Top of INFORMATION PROVIDED
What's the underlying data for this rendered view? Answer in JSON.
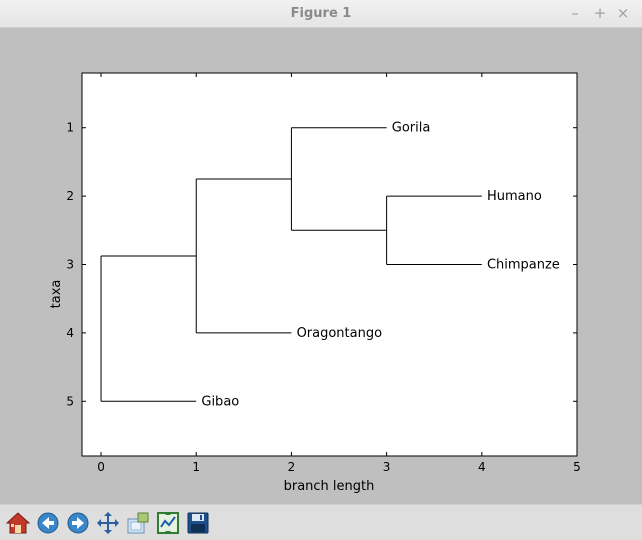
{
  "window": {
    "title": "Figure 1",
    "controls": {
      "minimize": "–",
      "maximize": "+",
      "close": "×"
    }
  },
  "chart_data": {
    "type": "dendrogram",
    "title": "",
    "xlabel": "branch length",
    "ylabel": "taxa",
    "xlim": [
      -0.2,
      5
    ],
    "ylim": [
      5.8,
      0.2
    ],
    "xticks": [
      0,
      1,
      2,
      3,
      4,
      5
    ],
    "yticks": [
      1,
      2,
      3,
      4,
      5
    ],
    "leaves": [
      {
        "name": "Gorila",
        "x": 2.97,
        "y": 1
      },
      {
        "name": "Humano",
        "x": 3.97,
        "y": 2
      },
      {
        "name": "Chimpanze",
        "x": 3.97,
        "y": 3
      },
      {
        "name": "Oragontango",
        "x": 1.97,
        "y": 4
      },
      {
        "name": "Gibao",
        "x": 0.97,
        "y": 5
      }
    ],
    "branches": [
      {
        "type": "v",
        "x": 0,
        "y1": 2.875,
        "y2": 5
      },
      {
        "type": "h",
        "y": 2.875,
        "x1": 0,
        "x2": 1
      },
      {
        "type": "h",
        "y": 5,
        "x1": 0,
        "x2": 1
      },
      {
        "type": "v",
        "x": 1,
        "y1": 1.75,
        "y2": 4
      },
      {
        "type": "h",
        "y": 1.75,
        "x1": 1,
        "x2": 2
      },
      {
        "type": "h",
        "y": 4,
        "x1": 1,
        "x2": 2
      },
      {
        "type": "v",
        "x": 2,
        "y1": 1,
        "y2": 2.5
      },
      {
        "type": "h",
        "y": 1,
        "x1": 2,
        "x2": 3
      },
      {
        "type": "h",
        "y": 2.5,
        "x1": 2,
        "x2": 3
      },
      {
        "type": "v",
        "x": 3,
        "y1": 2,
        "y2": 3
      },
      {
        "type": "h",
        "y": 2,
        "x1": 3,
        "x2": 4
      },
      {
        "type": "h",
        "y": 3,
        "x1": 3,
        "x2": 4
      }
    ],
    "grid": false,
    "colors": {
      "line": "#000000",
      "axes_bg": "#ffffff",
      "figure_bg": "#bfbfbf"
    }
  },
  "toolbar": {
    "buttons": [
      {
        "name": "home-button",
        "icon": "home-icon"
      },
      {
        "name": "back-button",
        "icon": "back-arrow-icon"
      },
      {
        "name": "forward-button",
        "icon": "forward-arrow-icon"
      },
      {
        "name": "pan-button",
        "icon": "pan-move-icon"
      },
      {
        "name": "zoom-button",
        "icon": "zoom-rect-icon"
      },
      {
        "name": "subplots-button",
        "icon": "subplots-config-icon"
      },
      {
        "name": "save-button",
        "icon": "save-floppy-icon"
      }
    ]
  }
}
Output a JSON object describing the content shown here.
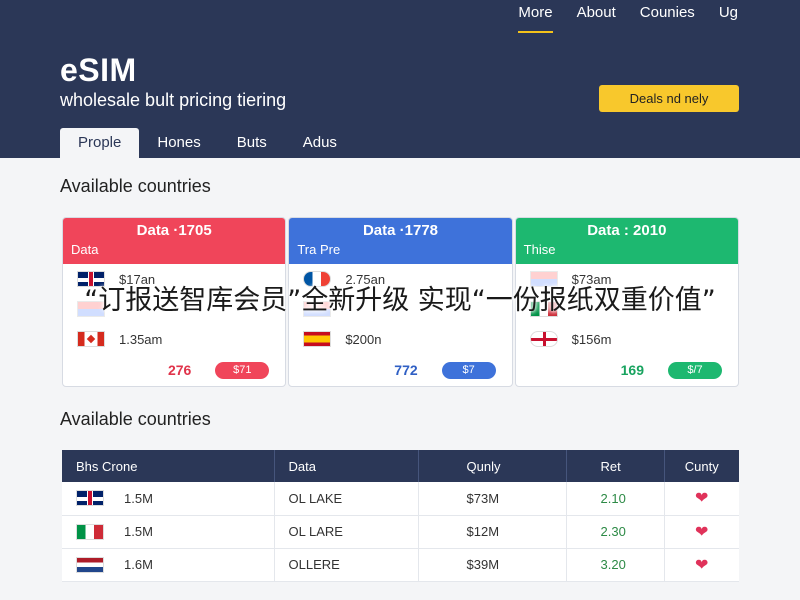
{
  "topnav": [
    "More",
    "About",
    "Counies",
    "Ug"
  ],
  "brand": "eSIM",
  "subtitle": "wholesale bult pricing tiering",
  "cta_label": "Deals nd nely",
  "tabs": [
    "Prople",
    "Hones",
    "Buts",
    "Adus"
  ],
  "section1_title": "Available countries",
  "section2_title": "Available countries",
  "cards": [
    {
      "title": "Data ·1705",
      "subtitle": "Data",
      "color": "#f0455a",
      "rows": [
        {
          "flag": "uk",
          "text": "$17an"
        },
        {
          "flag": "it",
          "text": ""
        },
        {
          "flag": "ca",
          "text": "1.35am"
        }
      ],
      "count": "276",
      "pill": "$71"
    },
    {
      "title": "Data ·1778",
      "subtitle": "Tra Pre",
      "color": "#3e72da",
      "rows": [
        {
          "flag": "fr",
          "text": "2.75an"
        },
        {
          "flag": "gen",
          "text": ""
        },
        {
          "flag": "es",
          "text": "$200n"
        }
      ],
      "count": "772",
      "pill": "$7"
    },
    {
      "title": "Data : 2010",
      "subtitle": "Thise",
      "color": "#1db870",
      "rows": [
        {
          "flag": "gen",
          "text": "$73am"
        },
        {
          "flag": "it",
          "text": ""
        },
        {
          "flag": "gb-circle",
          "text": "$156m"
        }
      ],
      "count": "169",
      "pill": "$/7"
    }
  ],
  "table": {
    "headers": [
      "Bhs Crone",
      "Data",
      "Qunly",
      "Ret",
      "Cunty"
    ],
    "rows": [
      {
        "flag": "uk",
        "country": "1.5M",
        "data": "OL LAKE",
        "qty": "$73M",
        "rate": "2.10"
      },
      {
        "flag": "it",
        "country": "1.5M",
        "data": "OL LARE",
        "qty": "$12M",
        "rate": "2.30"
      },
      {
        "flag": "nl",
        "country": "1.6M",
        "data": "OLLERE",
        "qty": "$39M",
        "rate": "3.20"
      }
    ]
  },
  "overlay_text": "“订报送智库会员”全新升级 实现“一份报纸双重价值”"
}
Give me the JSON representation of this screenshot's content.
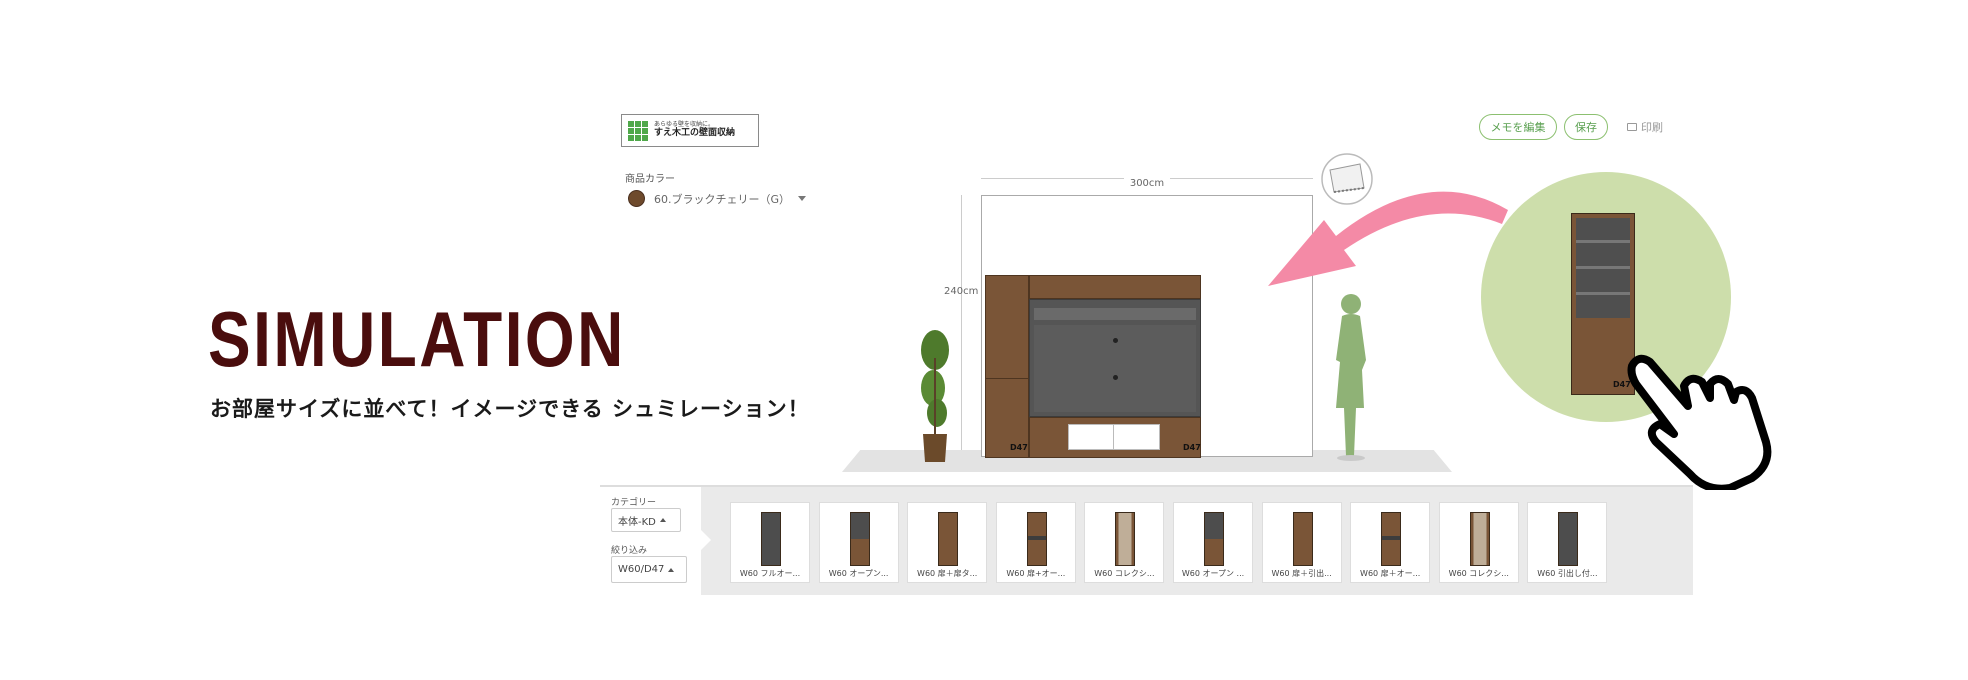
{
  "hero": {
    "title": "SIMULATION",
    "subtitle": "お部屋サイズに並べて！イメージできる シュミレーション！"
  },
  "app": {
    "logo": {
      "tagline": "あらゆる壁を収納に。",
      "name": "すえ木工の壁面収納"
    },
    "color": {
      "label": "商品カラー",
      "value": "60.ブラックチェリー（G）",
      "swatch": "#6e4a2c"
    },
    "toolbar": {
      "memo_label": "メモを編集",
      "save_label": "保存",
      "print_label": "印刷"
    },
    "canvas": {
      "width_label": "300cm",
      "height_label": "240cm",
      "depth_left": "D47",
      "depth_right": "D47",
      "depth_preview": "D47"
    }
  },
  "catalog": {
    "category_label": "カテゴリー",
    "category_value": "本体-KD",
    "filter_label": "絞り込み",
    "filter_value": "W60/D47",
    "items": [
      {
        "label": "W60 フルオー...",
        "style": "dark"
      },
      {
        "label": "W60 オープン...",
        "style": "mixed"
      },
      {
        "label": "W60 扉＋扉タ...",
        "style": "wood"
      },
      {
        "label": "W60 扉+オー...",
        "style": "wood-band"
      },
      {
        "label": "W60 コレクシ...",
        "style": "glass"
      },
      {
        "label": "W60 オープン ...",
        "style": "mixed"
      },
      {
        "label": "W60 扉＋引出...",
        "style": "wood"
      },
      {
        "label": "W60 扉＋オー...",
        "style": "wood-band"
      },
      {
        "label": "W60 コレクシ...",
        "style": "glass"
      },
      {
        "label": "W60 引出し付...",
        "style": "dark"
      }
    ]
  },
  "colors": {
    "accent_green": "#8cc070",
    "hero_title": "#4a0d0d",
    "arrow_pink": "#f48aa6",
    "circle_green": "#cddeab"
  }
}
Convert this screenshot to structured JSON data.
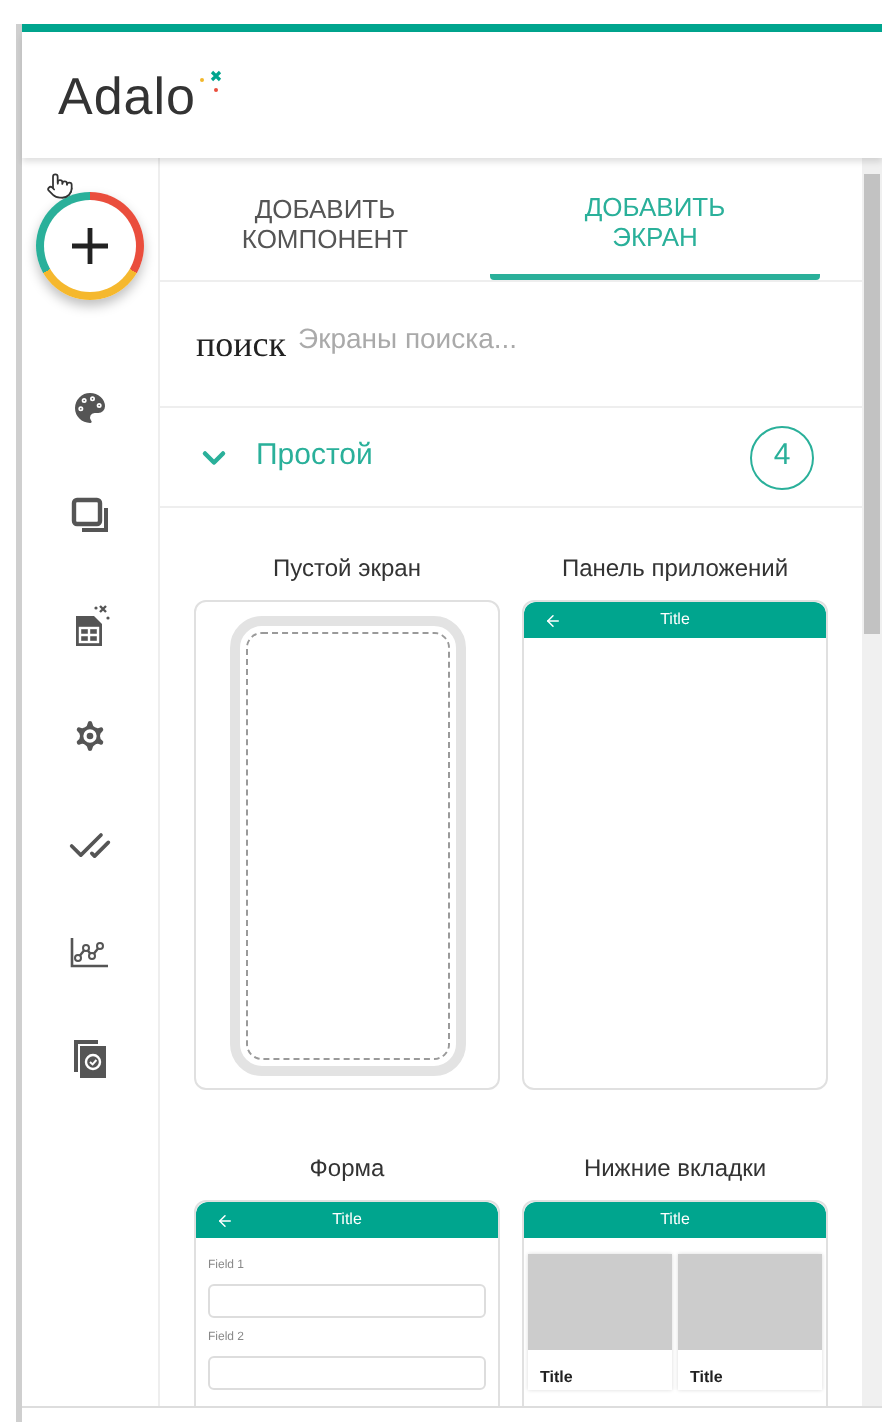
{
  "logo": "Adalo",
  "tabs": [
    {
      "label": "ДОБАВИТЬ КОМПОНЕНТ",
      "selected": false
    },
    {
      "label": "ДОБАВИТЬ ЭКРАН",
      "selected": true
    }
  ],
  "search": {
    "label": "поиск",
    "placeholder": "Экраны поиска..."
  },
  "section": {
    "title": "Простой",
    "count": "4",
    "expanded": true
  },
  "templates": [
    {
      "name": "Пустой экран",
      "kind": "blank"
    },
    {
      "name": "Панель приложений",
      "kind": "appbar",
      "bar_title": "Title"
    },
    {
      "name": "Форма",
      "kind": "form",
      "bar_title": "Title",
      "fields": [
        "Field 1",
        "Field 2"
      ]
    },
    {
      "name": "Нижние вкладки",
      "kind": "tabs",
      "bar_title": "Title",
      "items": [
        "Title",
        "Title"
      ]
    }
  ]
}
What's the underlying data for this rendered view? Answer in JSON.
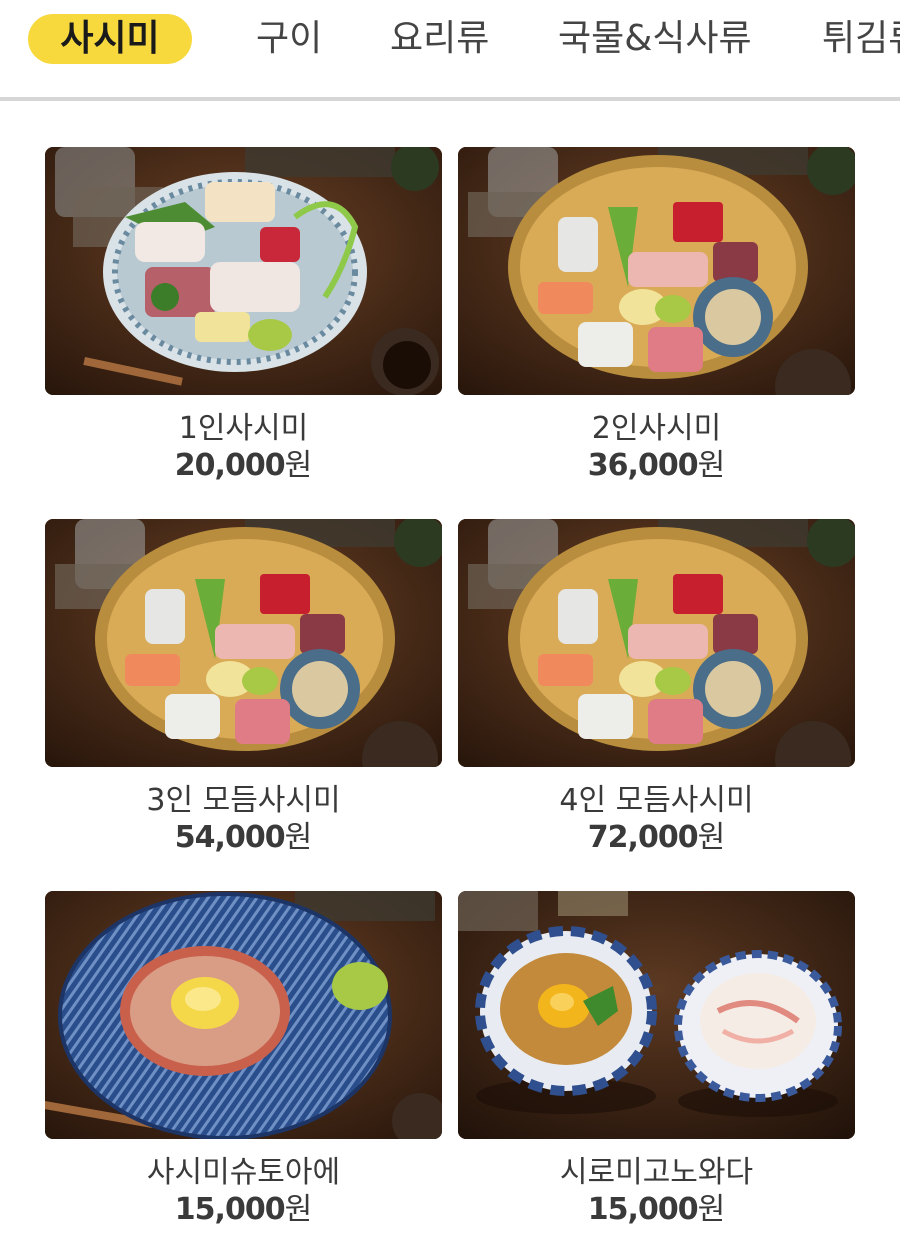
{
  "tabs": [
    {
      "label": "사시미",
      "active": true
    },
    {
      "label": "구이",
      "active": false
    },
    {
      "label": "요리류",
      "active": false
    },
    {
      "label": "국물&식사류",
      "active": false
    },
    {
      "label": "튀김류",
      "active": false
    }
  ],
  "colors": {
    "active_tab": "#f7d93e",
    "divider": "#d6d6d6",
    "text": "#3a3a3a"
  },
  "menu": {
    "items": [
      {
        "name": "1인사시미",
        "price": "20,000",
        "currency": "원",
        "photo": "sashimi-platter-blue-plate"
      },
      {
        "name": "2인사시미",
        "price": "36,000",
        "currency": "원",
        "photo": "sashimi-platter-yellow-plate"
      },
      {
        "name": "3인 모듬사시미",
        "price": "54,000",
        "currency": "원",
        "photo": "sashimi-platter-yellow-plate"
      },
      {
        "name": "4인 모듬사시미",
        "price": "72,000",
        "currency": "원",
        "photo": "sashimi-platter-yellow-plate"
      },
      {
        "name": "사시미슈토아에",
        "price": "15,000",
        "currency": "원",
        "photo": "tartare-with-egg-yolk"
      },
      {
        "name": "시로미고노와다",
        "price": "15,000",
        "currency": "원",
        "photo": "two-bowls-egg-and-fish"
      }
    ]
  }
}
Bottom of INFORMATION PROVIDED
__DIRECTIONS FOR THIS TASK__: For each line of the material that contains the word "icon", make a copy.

__RESULT OF THE TASK__:
        "icon": "home-icon"
        "icon": "back-arrow-icon"
        "icon": "forward-arrow-icon"
        "icon": "pan-move-icon"
        "icon": "zoom-rect-icon"
        "icon": "subplots-config-icon"
        "icon": "save-floppy-icon"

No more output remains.